#### [DATA RECORDS]
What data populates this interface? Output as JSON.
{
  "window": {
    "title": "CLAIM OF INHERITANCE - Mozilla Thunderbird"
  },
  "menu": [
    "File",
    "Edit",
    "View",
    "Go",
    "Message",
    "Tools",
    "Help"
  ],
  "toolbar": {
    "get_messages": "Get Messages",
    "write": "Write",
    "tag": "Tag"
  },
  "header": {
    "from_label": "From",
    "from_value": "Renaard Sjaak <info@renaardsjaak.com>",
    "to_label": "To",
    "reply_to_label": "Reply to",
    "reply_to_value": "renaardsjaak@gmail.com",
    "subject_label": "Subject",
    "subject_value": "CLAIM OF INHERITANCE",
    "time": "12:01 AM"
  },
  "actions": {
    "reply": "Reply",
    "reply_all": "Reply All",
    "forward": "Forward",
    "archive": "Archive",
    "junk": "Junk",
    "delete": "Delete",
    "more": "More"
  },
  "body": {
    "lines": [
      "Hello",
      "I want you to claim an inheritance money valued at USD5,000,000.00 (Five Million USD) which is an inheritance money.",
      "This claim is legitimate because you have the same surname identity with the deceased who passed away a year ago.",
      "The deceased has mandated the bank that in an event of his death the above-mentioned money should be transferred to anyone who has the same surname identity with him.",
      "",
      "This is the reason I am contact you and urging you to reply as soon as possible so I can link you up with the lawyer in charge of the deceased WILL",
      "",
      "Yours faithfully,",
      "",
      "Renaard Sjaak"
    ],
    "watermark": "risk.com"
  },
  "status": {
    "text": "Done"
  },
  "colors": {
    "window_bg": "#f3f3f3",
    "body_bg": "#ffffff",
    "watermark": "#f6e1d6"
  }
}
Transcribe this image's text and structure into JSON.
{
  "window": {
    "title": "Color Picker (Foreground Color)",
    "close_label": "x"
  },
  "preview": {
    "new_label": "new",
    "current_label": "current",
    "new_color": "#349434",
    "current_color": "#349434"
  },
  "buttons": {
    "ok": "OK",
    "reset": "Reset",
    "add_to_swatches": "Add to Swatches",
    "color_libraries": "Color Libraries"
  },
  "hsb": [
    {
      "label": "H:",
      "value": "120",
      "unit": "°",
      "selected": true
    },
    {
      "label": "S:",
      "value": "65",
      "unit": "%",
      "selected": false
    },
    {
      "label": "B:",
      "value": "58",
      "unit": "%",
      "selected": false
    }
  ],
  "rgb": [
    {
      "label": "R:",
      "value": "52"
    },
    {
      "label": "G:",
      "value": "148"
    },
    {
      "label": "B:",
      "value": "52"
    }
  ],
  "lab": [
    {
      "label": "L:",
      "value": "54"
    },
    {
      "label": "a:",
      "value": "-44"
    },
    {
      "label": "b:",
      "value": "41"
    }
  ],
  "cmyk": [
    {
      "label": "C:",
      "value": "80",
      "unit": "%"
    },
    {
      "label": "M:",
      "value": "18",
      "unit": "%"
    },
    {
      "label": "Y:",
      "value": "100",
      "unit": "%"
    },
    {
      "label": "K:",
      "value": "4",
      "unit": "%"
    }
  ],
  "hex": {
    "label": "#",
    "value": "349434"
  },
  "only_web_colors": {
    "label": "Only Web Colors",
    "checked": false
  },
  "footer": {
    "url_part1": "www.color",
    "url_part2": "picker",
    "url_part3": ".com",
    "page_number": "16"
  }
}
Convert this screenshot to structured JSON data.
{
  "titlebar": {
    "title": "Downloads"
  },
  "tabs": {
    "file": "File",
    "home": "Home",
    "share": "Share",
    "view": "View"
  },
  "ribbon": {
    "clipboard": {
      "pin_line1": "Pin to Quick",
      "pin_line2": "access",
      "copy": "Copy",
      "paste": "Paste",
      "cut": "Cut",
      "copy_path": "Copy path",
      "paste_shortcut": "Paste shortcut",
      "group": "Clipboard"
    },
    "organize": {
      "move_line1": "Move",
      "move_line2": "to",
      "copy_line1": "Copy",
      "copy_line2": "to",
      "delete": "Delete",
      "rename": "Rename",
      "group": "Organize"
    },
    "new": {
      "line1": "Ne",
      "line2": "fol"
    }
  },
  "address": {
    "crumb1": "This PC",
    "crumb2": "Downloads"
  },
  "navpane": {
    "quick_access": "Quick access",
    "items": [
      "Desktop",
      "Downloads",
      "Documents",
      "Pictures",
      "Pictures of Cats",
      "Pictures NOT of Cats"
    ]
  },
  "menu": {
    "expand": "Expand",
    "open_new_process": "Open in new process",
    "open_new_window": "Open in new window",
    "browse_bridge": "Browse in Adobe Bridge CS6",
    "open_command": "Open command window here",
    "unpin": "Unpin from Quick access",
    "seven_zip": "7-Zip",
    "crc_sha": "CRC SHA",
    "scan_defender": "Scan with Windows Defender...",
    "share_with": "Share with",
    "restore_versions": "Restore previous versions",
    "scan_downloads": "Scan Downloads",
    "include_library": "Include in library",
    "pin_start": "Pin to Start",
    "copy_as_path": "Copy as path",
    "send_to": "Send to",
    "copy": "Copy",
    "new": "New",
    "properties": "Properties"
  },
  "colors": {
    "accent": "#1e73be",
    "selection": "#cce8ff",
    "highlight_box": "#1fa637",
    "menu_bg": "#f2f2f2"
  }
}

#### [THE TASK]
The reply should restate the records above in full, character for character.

#### [REPLY TO THE TASK]
What data populates this interface? Output as JSON.
{
  "window": {
    "title": "CLAIM OF INHERITANCE - Mozilla Thunderbird"
  },
  "menu": [
    "File",
    "Edit",
    "View",
    "Go",
    "Message",
    "Tools",
    "Help"
  ],
  "toolbar": {
    "get_messages": "Get Messages",
    "write": "Write",
    "tag": "Tag"
  },
  "header": {
    "from_label": "From",
    "from_value": "Renaard Sjaak <info@renaardsjaak.com>",
    "to_label": "To",
    "reply_to_label": "Reply to",
    "reply_to_value": "renaardsjaak@gmail.com",
    "subject_label": "Subject",
    "subject_value": "CLAIM OF INHERITANCE",
    "time": "12:01 AM"
  },
  "actions": {
    "reply": "Reply",
    "reply_all": "Reply All",
    "forward": "Forward",
    "archive": "Archive",
    "junk": "Junk",
    "delete": "Delete",
    "more": "More"
  },
  "body": {
    "lines": [
      "Hello",
      "I want you to claim an inheritance money valued at USD5,000,000.00 (Five Million USD) which is an inheritance money.",
      "This claim is legitimate because you have the same surname identity with the deceased who passed away a year ago.",
      "The deceased has mandated the bank that in an event of his death the above-mentioned money should be transferred to anyone who has the same surname identity with him.",
      "",
      "This is the reason I am contact you and urging you to reply as soon as possible so I can link you up with the lawyer in charge of the deceased WILL",
      "",
      "Yours faithfully,",
      "",
      "Renaard Sjaak"
    ],
    "watermark": "risk.com"
  },
  "status": {
    "text": "Done"
  },
  "colors": {
    "window_bg": "#f3f3f3",
    "body_bg": "#ffffff",
    "watermark": "#f6e1d6"
  }
}
Transcribe this image's text and structure into JSON.
{
  "window": {
    "title": "Color Picker (Foreground Color)",
    "close_label": "x"
  },
  "preview": {
    "new_label": "new",
    "current_label": "current",
    "new_color": "#349434",
    "current_color": "#349434"
  },
  "buttons": {
    "ok": "OK",
    "reset": "Reset",
    "add_to_swatches": "Add to Swatches",
    "color_libraries": "Color Libraries"
  },
  "hsb": [
    {
      "label": "H:",
      "value": "120",
      "unit": "°",
      "selected": true
    },
    {
      "label": "S:",
      "value": "65",
      "unit": "%",
      "selected": false
    },
    {
      "label": "B:",
      "value": "58",
      "unit": "%",
      "selected": false
    }
  ],
  "rgb": [
    {
      "label": "R:",
      "value": "52"
    },
    {
      "label": "G:",
      "value": "148"
    },
    {
      "label": "B:",
      "value": "52"
    }
  ],
  "lab": [
    {
      "label": "L:",
      "value": "54"
    },
    {
      "label": "a:",
      "value": "-44"
    },
    {
      "label": "b:",
      "value": "41"
    }
  ],
  "cmyk": [
    {
      "label": "C:",
      "value": "80",
      "unit": "%"
    },
    {
      "label": "M:",
      "value": "18",
      "unit": "%"
    },
    {
      "label": "Y:",
      "value": "100",
      "unit": "%"
    },
    {
      "label": "K:",
      "value": "4",
      "unit": "%"
    }
  ],
  "hex": {
    "label": "#",
    "value": "349434"
  },
  "only_web_colors": {
    "label": "Only Web Colors",
    "checked": false
  },
  "footer": {
    "url_part1": "www.color",
    "url_part2": "picker",
    "url_part3": ".com",
    "page_number": "16"
  }
}
Convert this screenshot to structured JSON data.
{
  "titlebar": {
    "title": "Downloads"
  },
  "tabs": {
    "file": "File",
    "home": "Home",
    "share": "Share",
    "view": "View"
  },
  "ribbon": {
    "clipboard": {
      "pin_line1": "Pin to Quick",
      "pin_line2": "access",
      "copy": "Copy",
      "paste": "Paste",
      "cut": "Cut",
      "copy_path": "Copy path",
      "paste_shortcut": "Paste shortcut",
      "group": "Clipboard"
    },
    "organize": {
      "move_line1": "Move",
      "move_line2": "to",
      "copy_line1": "Copy",
      "copy_line2": "to",
      "delete": "Delete",
      "rename": "Rename",
      "group": "Organize"
    },
    "new": {
      "line1": "Ne",
      "line2": "fol"
    }
  },
  "address": {
    "crumb1": "This PC",
    "crumb2": "Downloads"
  },
  "navpane": {
    "quick_access": "Quick access",
    "items": [
      "Desktop",
      "Downloads",
      "Documents",
      "Pictures",
      "Pictures of Cats",
      "Pictures NOT of Cats"
    ]
  },
  "menu": {
    "expand": "Expand",
    "open_new_process": "Open in new process",
    "open_new_window": "Open in new window",
    "browse_bridge": "Browse in Adobe Bridge CS6",
    "open_command": "Open command window here",
    "unpin": "Unpin from Quick access",
    "seven_zip": "7-Zip",
    "crc_sha": "CRC SHA",
    "scan_defender": "Scan with Windows Defender...",
    "share_with": "Share with",
    "restore_versions": "Restore previous versions",
    "scan_downloads": "Scan Downloads",
    "include_library": "Include in library",
    "pin_start": "Pin to Start",
    "copy_as_path": "Copy as path",
    "send_to": "Send to",
    "copy": "Copy",
    "new": "New",
    "properties": "Properties"
  },
  "colors": {
    "accent": "#1e73be",
    "selection": "#cce8ff",
    "highlight_box": "#1fa637",
    "menu_bg": "#f2f2f2"
  }
}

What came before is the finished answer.